Root System Response of Lentil to Varied Nitrogen Availability: Insights from Positron Emission Tomography (PET)
Studying plant root system growth responses and carbon allocation is difficult due to the opaque nature of the soil. Novel imaging techniques such as positron emission tomography (PET) where the plant roots can be visualized in-situ can overcome those shortcomings. However, PET is a challenging technique to implement due to the lack of a standard workflow. Thus, the objectives of this research were 1) to develop a repeatable workflow for PET using lentils as a test crop species and 2) to use PET imaging to examine the response of lentil seedling roots to a gradient of soil nitrogen levels. Multiple preliminary experiments were conducted to set parameters such as dosing rate, and dosing time to develop a PET workflow to obtain three-dimensional images of the root system. It was found that dosing a lentil plant with 2 GBq of 11C-CO2 for 30 minutes, followed by 60 minutes of acclimatization in the growth chamber, produced an optimal 3D root system image. When fertilized with urea, 20-day-old lentils grown under higher nitrogen levels had a lower number of active first-order lateral roots and a lower root-to-shoot biomass ratio. This indicates that the roots use less carbon, and more carbon is allocated to the shoots when the nitrogen level in the soil is high. Morphologically, a lower number of fine total root length was seen with high nitrogen which contradicts previous findings. One factor that has not been considered is the change in root birth or death rate response (i.e., demographic response), in high nitrogen conditions. At high nitrogen conditions, the death rate of the fine roots increased, and so did fine root branching, leading to less total root length. Under low nitrogen treatment, total root length was higher due to the higher longevity of roots in nutrient-scarce conditions. Thus, this research highlights the possibility of PET imaging in understanding carbon allocation in lentil root system to varied nitrogen availability through a standard PET imaging workflow established by this experiment.

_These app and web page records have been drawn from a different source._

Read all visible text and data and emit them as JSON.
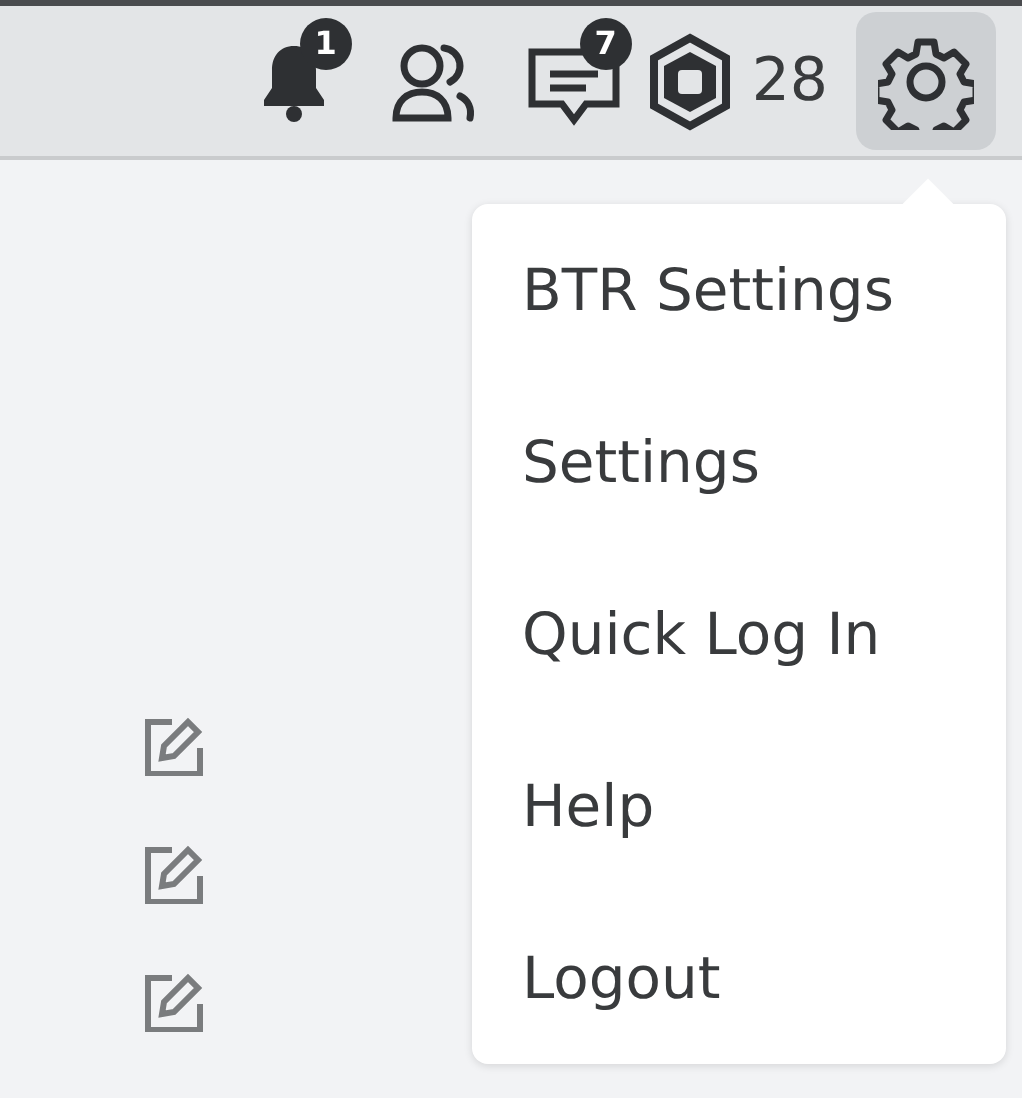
{
  "top_bar": {
    "notifications_badge": "1",
    "messages_badge": "7",
    "robux_balance": "28",
    "settings": {
      "expanded": true
    }
  },
  "settings_menu": {
    "items": [
      {
        "label": "BTR Settings"
      },
      {
        "label": "Settings"
      },
      {
        "label": "Quick Log In"
      },
      {
        "label": "Help"
      },
      {
        "label": "Logout"
      }
    ]
  },
  "edit_buttons": [
    {
      "kind": "edit"
    },
    {
      "kind": "edit"
    },
    {
      "kind": "edit"
    }
  ]
}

PET, Positron Emission Tomography, Lentil, Root System, Carbon Allocation
Master of Science (M.Sc.)
Agricultural and Resource Economics